To Love and Die in Child Birth
This second issue of the series takes us in rewind, it’s 5 years before the events that play out in the first book and our anti-hero, Arjun Kadam is already on the downward path we found him on last issue. He’s living a double life, lying to his wife, lying to society, both in the vein of “what we don’t know can’t hurt us”. That’s never quite true though is it…
From a technical standpoint, the writing feels much more solid this time out and compared to the first issue the dialog is clearer, more coherent, and overall more compelling. Issue one was the setup and not much happened. Issue two begins to answer some of the queries that come up and does so in cinematic fashion.
As alluded to earlier, we’re introduced to Kadam’s personal life and work life. We start to get a broader picture of where the puzzle pieces go, but not so many pieces that we aren’t left still asking more questions. We’ve got a few more issues to go still. We get a slightly less opaque painting of who our anti-hero is through the eyes of his family and co-workers and we begin to understand where his mind is as we lead into the events of the opening book. Saurav, the book’s author is beginning to relax and stretch his writing muscles and the story is visibly benefiting from his comfort.
Vivek Shinde returns to art duties and continues his streak of excellent work on this series. I had no complaints about his work on the last book and there’s nothing much to add on this book. Actually, he brings it even harder for this issue and the end product is all the more improved for it.
Overall, a great second issue and here’s to hoping the future books keep up this level of quality. Job well done.

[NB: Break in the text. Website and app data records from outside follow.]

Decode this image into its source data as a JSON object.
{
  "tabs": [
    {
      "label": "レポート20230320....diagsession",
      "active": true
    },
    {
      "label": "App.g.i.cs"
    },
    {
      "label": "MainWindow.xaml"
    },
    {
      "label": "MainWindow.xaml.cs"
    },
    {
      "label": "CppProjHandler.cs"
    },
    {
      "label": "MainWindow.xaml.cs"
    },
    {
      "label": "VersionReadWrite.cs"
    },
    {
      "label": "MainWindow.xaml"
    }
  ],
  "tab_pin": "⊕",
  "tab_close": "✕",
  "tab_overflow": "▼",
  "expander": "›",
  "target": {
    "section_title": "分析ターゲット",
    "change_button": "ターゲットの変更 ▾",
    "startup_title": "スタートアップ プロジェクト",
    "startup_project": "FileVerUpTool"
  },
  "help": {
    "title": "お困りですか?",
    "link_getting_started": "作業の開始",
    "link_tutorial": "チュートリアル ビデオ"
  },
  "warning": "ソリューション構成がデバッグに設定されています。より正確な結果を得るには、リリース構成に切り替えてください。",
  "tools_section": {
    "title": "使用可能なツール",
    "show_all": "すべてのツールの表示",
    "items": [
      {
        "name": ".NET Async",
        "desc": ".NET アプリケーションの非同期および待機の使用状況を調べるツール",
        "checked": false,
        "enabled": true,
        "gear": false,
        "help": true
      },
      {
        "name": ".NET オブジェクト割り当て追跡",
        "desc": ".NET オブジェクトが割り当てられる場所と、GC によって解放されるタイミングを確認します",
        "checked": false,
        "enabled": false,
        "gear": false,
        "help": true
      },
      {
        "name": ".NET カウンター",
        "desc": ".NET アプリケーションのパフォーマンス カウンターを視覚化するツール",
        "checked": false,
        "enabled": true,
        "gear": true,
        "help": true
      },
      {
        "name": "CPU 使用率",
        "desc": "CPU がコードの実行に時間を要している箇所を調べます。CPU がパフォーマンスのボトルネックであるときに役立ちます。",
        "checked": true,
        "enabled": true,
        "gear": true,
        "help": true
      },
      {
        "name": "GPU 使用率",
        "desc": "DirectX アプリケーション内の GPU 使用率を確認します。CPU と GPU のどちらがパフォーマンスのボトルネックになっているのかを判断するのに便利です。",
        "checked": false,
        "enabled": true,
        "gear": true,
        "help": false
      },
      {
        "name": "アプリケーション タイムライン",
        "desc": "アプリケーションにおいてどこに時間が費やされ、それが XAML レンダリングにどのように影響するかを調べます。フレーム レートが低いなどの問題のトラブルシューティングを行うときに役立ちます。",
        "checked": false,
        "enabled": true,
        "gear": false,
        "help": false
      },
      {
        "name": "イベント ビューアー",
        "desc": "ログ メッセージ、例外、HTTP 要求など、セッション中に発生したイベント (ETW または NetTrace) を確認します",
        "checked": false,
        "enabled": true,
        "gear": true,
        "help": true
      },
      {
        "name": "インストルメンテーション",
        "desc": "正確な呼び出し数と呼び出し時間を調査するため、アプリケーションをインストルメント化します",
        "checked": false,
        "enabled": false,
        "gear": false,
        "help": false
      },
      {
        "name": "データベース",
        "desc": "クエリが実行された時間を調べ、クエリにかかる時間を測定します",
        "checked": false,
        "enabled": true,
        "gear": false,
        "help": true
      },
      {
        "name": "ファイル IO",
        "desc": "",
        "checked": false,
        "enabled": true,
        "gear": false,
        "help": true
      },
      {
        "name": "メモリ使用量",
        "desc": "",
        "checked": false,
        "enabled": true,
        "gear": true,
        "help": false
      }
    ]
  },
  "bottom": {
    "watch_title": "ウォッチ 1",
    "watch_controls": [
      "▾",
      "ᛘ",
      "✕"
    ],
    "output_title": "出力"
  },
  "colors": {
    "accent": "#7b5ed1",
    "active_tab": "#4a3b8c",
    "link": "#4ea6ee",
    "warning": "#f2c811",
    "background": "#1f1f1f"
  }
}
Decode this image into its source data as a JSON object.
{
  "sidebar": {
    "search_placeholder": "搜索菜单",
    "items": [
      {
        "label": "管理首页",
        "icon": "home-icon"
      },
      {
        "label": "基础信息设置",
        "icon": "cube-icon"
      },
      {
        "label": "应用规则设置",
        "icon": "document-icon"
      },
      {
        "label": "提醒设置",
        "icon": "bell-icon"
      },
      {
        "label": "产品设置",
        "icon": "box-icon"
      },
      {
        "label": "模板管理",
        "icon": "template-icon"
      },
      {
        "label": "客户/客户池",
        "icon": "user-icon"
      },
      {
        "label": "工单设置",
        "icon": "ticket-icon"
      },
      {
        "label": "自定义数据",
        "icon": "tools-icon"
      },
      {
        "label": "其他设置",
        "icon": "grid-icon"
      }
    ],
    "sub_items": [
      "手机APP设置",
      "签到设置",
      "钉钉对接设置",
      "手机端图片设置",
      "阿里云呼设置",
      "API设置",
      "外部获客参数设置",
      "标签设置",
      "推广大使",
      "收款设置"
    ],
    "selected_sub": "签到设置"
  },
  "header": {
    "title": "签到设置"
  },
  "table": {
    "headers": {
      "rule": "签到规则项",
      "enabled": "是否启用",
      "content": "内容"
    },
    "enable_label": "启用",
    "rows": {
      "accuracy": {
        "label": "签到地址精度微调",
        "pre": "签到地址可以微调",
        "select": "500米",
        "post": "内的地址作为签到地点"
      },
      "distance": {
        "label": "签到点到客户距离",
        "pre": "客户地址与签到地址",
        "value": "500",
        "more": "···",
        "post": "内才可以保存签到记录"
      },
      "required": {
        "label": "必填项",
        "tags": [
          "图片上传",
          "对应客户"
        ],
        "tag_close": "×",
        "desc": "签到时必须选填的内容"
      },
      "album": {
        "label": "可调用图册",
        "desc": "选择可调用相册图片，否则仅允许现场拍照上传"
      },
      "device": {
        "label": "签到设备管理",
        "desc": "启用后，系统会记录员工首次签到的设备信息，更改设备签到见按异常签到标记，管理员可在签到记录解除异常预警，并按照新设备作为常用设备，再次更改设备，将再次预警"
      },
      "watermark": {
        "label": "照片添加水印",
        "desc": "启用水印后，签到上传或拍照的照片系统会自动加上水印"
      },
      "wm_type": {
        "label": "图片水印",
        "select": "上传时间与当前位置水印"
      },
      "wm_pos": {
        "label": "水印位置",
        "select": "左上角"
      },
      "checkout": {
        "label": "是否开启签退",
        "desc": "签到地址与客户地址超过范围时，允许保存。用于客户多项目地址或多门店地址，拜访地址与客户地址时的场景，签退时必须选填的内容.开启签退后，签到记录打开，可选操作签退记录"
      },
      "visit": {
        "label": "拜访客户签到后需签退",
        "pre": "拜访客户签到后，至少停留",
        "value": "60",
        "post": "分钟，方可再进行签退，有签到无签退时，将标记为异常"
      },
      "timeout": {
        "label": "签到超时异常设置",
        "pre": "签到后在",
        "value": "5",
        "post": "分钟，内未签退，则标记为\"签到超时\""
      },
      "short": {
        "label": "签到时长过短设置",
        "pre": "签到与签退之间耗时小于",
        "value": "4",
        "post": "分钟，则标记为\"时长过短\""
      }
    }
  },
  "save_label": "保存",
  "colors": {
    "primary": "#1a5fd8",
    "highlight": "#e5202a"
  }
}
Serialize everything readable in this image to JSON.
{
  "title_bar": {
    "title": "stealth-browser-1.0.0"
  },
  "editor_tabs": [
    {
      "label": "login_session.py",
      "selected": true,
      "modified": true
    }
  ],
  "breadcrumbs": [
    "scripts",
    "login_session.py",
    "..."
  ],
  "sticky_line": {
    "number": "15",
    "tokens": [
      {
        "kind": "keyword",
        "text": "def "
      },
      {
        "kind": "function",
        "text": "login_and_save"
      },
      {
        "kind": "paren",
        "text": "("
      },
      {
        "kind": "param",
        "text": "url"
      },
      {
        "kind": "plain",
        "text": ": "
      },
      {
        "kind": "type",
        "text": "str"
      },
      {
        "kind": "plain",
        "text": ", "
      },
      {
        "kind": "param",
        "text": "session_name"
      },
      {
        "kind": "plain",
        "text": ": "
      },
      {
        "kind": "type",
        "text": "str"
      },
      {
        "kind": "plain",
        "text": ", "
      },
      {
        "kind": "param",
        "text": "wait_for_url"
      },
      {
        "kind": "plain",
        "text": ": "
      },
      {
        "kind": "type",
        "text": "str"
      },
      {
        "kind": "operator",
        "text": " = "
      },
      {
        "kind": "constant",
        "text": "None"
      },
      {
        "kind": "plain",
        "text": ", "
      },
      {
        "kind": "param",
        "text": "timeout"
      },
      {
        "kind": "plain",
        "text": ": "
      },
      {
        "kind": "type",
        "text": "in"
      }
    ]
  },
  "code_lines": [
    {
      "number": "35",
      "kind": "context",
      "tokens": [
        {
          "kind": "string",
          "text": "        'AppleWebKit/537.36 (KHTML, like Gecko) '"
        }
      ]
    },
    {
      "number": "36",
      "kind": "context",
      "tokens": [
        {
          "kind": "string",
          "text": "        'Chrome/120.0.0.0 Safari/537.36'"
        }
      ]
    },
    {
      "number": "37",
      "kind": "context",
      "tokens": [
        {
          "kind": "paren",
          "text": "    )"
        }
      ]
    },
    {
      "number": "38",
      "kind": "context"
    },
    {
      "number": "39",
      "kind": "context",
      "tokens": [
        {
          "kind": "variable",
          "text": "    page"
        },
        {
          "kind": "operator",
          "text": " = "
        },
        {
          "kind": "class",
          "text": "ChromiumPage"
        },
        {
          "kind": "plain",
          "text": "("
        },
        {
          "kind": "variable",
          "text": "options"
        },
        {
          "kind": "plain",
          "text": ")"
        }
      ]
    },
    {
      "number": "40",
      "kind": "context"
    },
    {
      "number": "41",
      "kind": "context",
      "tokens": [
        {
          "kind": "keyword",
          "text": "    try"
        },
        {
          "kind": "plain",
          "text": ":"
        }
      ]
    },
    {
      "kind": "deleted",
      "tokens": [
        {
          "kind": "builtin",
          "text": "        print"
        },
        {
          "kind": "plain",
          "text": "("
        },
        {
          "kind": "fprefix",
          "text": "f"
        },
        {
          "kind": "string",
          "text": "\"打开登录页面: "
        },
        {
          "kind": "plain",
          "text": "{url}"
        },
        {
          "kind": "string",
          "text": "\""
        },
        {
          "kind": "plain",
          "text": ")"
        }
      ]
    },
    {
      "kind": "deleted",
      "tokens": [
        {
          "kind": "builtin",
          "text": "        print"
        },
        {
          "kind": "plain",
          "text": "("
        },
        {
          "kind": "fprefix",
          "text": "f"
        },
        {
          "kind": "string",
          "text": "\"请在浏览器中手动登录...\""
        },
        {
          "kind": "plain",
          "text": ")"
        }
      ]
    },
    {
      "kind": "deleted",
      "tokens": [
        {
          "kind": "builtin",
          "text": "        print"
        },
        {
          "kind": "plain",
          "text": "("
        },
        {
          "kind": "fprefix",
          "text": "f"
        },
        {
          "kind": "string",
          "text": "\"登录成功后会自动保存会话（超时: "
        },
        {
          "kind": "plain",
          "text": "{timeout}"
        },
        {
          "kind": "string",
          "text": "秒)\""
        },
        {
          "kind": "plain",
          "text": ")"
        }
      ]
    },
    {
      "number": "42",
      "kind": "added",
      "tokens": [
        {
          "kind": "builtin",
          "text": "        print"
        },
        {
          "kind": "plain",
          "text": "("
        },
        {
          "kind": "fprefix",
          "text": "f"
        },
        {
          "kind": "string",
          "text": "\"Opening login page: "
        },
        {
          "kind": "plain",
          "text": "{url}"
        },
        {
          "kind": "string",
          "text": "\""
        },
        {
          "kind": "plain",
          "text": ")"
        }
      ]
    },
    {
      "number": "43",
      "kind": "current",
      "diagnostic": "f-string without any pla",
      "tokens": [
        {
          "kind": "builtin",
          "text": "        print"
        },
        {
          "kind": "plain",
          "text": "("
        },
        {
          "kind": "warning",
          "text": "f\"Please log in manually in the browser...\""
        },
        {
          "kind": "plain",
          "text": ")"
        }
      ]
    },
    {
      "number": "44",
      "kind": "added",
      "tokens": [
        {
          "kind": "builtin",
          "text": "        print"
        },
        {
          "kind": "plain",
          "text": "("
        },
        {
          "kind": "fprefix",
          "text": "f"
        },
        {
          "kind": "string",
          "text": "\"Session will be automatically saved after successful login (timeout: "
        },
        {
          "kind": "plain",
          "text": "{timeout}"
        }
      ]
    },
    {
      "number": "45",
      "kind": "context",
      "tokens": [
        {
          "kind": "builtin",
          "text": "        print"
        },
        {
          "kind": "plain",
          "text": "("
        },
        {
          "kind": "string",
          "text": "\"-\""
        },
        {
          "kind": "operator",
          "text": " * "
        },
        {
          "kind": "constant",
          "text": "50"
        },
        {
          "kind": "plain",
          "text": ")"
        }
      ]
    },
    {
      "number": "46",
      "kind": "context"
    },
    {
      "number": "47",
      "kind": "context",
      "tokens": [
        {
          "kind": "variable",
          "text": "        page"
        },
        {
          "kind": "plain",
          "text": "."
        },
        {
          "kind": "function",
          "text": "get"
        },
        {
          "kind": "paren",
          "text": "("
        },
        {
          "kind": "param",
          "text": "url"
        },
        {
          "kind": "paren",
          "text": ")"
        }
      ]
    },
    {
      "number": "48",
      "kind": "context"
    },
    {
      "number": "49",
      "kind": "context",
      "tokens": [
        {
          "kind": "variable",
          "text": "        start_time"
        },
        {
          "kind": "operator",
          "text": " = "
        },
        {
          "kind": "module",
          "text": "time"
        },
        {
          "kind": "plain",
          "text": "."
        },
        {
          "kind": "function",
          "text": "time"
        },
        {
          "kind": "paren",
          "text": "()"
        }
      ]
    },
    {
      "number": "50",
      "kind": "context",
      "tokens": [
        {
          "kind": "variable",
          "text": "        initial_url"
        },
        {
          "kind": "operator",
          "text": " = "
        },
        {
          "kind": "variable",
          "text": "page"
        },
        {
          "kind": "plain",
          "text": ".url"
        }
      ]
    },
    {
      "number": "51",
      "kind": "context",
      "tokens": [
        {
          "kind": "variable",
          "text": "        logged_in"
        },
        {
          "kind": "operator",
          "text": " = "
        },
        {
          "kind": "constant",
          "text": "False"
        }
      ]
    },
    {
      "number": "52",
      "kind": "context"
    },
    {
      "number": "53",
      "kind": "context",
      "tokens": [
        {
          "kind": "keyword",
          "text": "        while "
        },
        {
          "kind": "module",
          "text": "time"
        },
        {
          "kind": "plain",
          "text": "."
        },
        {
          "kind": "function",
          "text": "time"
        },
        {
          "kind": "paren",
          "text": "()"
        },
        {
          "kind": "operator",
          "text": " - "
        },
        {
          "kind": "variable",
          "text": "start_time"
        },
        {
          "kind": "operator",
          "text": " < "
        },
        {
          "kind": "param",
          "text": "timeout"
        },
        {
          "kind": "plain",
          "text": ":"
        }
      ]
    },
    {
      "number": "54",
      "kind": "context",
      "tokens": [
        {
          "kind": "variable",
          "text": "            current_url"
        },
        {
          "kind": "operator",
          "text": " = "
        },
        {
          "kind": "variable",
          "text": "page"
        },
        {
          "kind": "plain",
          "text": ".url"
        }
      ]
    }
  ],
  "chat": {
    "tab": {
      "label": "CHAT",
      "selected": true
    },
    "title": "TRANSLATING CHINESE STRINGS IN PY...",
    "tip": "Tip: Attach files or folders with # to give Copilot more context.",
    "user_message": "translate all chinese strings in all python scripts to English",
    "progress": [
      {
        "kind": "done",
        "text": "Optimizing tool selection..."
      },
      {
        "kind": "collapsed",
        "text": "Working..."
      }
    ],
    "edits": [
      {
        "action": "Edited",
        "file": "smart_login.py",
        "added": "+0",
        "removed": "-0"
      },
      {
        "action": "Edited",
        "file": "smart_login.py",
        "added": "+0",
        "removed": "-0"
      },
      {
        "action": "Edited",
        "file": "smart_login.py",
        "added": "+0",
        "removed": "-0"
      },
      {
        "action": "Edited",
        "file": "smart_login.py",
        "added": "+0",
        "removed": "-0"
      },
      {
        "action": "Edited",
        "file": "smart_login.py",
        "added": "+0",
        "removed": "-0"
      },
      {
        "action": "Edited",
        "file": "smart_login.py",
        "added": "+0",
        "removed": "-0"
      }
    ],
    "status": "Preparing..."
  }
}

B+ grade for plot and narrative
A grade for artwork
Overall a solid B+ grade for better story and continuation of the great quality art from the first book.